How did pension freedoms change our approach to retirement?
Since the reforms were introduced in 2015, clients can have a flexible retirement income strategy that is suitable for them. They also have the advantage of passing their pension assets down through the generations free from inheritance tax. This has given advisers a great opportunity to provide their clients with a holistic plan, which covers both their accumulation and decumulation needs.
Recent data from HM Revenue & Customs (HMRC) shows that since the rollout of pension freedoms, a total of £17.5bn has been withdrawn from defined contribution (DC) pensions. The table below shows there has been, in most quarters, a steady increase in the number of payments and the number of individuals accessing their pensions flexibly.
These statistics suggest the need for advice in this market is growing.
The post-pension freedoms environment has also created potential pitfalls for clients to avoid.
These include the lifetime allowance at £1.03m and the annual allowance of £40,000 plus any carry forward.
There is also possible exposure to the money purchase annual allowance to consider, as well as the tapered annual allowance.
For those clients that could be affected advice will be key, especially if they receive any other income.
What are clients and advisers telling us?
With that in mind, Sanlam recently worked with Cicero research group to find out how the retirement income market has changed, and it revealed some interesting insights:
• Clients and their advisers start talking about funding retirement much earlier than before, with 56 per cent of clients discussing it before their mid-40s. Prior to pension freedoms, only 28 per cent of people discussed their retirement income before age 50.
• Flexibility is key, with advisers reporting that 79 per cent of clients who have some idea of what they desire from a retirement solution are demanding this.
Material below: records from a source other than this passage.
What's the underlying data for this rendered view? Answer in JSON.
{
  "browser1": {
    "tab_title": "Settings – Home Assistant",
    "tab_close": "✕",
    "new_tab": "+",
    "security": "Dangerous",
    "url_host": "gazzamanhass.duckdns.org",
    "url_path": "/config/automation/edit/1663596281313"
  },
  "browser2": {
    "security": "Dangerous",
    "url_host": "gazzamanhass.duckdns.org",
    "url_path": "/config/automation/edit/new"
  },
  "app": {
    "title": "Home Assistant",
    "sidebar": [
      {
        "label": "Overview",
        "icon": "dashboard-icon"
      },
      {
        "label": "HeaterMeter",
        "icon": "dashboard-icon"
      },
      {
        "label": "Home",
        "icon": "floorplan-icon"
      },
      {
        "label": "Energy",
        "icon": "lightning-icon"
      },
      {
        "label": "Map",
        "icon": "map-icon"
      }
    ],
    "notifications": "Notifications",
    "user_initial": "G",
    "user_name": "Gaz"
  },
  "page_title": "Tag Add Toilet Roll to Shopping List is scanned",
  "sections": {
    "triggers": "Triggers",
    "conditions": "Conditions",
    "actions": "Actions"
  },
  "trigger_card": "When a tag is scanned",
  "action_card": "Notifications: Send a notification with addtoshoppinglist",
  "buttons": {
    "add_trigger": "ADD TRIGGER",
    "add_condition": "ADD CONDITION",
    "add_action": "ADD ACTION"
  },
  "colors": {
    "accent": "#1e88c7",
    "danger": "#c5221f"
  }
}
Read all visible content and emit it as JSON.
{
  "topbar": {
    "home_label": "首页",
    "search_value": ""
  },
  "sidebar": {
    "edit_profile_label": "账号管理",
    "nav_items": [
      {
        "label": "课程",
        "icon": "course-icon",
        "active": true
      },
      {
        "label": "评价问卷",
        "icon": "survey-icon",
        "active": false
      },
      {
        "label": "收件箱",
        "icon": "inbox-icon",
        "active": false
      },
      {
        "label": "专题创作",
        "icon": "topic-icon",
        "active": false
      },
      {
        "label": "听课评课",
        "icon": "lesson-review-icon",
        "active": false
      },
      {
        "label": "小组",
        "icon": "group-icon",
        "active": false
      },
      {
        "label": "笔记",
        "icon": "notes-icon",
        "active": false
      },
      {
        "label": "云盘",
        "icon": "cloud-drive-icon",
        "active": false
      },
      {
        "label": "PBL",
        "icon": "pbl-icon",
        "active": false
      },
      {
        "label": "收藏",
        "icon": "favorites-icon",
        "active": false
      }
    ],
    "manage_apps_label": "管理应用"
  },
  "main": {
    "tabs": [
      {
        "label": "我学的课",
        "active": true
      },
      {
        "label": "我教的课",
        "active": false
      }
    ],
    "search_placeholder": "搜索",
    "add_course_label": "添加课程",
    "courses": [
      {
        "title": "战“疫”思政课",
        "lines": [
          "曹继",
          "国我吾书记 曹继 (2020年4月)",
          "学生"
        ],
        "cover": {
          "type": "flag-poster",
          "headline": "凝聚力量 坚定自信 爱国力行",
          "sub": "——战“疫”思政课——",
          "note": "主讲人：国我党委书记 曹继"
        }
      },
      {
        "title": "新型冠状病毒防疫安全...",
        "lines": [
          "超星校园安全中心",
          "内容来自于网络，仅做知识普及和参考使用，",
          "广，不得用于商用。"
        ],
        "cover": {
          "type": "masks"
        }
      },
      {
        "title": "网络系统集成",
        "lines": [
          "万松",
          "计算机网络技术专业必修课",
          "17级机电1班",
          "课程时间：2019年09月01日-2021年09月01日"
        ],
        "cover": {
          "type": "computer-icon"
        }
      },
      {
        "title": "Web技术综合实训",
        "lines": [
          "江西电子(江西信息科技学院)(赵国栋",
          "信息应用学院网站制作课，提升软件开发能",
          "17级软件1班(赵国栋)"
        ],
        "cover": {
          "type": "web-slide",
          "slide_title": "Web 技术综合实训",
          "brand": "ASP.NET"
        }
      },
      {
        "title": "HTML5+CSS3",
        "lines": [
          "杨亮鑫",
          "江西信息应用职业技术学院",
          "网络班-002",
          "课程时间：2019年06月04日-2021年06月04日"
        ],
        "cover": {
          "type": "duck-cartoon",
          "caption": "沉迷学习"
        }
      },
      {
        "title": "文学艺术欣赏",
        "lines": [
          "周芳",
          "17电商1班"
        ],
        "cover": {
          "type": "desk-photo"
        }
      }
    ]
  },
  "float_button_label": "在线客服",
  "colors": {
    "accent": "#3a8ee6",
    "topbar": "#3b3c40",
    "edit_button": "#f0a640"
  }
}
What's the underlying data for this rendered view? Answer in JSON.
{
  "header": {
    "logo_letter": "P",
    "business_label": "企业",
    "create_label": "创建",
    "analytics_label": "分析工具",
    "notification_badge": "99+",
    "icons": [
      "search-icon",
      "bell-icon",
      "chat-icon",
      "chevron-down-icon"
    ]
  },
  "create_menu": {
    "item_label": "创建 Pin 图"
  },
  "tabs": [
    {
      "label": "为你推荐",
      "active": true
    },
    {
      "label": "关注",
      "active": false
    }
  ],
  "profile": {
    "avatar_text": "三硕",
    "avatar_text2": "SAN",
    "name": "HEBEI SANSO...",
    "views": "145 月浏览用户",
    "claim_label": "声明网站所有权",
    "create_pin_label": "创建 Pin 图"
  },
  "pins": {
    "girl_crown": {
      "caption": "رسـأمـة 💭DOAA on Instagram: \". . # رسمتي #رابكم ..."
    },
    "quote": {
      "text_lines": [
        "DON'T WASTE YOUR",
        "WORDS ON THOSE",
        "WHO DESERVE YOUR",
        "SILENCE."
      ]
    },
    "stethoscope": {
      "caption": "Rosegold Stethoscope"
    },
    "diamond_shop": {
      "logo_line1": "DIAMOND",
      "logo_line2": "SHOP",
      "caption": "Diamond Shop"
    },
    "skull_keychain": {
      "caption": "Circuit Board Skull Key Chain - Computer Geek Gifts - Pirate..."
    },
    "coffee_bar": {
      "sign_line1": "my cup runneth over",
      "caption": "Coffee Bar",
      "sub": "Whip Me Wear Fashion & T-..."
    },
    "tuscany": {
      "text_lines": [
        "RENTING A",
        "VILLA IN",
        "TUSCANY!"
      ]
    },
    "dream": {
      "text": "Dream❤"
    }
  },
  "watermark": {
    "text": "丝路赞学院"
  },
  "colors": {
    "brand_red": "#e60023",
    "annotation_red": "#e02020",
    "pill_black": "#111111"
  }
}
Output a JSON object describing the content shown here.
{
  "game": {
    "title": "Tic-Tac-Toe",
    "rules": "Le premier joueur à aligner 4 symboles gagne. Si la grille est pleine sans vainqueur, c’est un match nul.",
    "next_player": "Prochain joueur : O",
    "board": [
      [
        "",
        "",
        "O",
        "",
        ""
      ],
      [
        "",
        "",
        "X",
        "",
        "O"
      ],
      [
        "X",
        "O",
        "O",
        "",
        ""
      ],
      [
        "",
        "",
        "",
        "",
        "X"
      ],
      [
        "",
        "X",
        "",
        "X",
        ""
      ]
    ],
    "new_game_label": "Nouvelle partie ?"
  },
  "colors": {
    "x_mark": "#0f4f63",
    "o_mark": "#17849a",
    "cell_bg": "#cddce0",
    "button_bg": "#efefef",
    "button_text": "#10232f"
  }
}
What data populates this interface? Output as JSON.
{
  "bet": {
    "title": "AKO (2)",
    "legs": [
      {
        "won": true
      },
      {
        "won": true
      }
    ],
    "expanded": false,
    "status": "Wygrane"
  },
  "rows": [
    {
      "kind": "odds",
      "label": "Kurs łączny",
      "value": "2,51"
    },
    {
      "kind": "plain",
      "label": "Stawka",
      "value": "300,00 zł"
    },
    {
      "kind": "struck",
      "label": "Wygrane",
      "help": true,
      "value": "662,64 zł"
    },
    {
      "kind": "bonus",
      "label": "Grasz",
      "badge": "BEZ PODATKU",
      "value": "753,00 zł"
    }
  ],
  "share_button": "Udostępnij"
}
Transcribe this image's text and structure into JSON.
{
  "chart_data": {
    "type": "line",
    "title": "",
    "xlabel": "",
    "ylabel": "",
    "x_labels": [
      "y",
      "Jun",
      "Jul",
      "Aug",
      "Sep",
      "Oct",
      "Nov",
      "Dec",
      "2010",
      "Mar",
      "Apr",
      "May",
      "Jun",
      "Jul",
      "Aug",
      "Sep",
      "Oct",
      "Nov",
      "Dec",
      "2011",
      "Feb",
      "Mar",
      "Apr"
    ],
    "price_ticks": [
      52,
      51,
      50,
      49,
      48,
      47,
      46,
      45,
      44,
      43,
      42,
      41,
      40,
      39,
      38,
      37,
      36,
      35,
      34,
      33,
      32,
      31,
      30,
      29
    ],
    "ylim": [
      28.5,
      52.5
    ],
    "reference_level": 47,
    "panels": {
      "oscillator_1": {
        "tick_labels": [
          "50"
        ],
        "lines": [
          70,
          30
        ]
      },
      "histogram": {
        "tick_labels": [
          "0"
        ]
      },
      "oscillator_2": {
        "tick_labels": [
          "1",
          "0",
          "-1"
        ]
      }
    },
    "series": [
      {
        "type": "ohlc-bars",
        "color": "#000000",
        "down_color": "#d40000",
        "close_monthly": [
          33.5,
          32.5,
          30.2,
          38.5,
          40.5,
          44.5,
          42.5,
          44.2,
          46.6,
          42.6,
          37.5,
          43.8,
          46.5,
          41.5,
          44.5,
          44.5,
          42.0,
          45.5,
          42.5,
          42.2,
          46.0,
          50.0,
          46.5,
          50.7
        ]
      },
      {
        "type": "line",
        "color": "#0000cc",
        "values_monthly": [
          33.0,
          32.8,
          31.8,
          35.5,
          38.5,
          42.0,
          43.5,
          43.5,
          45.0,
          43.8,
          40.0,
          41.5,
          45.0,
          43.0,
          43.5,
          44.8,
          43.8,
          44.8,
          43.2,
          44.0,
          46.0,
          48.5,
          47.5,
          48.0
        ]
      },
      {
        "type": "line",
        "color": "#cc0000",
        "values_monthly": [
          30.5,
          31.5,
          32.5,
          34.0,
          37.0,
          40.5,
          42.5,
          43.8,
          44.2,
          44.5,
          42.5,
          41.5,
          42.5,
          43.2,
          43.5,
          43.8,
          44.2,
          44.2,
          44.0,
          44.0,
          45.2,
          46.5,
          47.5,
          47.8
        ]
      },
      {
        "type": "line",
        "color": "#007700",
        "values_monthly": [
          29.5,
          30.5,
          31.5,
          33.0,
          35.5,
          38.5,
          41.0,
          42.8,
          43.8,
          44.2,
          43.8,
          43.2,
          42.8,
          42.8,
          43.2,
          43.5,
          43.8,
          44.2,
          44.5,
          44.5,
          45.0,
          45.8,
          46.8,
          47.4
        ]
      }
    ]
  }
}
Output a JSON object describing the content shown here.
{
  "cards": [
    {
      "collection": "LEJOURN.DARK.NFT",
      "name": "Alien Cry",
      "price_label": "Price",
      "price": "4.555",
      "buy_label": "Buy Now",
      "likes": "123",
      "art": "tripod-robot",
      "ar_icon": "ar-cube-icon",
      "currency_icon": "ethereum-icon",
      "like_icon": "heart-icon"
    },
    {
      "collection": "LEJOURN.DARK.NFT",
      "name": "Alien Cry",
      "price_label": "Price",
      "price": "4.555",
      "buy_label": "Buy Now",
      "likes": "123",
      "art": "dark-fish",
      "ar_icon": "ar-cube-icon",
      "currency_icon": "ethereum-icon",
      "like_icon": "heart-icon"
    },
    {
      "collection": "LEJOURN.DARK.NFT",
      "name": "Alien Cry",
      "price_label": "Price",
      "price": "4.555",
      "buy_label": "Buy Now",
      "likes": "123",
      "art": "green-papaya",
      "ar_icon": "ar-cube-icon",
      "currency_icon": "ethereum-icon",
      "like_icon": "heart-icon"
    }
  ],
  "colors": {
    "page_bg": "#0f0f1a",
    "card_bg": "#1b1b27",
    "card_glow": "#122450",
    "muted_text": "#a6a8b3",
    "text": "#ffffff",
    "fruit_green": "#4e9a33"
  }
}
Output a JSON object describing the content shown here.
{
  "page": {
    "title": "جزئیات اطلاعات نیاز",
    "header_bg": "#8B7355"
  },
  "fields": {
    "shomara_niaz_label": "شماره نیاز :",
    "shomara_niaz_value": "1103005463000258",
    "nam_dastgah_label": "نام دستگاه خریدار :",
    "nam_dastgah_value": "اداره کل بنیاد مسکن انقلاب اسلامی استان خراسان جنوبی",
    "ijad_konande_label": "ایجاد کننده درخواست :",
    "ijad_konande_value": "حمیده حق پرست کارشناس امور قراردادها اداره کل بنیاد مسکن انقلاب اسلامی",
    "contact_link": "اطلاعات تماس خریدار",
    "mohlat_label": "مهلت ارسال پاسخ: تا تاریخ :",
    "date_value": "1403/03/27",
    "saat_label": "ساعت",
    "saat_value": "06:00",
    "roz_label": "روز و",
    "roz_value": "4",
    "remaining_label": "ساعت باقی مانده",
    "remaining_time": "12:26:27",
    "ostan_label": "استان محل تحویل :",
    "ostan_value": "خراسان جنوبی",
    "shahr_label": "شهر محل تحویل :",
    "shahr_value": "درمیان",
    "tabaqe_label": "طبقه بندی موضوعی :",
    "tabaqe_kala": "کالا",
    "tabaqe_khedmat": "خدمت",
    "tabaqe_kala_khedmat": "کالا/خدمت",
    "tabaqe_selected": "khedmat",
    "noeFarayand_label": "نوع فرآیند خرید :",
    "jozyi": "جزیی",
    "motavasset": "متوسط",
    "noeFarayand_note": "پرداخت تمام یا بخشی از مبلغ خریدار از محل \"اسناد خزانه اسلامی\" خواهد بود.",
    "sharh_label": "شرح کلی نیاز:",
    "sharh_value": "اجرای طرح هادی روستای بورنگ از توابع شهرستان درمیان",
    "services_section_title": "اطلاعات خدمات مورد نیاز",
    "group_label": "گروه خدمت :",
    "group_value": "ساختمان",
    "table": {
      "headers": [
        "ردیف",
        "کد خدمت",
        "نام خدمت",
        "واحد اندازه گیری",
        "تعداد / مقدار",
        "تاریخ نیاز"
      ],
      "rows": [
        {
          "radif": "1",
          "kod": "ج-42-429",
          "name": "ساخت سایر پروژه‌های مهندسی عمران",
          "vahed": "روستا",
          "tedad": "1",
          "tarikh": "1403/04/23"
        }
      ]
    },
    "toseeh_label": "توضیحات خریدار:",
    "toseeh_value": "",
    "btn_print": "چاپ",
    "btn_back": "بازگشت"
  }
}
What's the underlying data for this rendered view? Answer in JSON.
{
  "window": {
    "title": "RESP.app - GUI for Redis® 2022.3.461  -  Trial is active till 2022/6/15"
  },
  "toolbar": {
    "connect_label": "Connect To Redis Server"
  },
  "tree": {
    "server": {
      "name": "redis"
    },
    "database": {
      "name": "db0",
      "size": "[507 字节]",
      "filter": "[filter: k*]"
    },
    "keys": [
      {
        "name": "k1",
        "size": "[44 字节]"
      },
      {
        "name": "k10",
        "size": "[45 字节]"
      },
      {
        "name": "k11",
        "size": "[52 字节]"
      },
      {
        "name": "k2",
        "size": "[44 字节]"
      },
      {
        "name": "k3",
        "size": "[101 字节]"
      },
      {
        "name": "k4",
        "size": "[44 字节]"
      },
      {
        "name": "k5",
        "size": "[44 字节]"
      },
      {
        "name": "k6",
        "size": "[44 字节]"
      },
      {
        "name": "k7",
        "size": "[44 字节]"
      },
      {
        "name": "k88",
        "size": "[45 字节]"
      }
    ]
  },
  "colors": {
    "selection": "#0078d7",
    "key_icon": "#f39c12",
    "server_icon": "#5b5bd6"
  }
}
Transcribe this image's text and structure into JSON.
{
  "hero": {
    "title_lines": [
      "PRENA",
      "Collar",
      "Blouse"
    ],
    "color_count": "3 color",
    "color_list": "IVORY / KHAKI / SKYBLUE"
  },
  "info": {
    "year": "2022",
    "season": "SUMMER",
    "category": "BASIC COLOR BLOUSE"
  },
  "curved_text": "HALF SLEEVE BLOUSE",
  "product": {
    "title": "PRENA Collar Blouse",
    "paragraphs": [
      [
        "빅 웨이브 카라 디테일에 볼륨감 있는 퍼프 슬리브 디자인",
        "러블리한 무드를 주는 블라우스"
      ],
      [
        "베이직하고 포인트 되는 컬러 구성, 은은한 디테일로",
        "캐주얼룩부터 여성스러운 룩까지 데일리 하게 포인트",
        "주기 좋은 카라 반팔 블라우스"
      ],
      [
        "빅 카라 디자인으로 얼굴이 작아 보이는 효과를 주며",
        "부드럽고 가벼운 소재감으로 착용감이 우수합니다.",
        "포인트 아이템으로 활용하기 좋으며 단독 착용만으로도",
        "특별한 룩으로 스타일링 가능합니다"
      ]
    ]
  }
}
Over a quarter of advisers say their clients are looking for flexibility when accessing their retirement income.
• Most clients want a multi-faceted rather than a 'one-size-fits-all' approach to the management of their retirement funds, yet 42 per cent of advisers still take a single approach to retirement income, despite this being potentially unsuitable.
• When planning for retirement, advisers said that, on average, they will consider a client’s full range of assets for four in five of their clients.
• The value of the retirement pot is important when looking at a holistic approach. For pots over £250,000, a more tailored approach needs to be taken.
• Over three-quarters (78 per cent) of advisers would consider drawdown for clients with less than £50,000. This is notably higher than the 69 per cent reported in 2015.
• Although annuity rates are still seen as poor value, both clients and advisers agree the guaranteed income provided is an important part of a multi-faceted approach when providing a sustainable income and capital for the future.
The overriding theme is that clients want to be involved in the decision-making process. They also want advice tailored to their circumstances, and are looking for a multi-faceted approach when it comes to funding their retirement.